%%
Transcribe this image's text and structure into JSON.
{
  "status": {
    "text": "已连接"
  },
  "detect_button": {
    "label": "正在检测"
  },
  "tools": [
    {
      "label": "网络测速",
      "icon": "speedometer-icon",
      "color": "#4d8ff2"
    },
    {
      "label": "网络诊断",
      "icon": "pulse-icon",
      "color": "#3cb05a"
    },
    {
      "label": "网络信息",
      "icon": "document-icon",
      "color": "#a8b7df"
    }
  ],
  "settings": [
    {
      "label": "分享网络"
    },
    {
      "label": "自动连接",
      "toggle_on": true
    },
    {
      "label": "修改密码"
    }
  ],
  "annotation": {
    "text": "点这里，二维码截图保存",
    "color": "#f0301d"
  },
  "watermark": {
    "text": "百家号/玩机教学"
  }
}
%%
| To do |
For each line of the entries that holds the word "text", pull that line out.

| Solution for this exercise |
Transcribe this image's text and structure into JSON.
    "text": "已连接"
    "text": "点这里，二维码截图保存",
    "text": "百家号/玩机教学"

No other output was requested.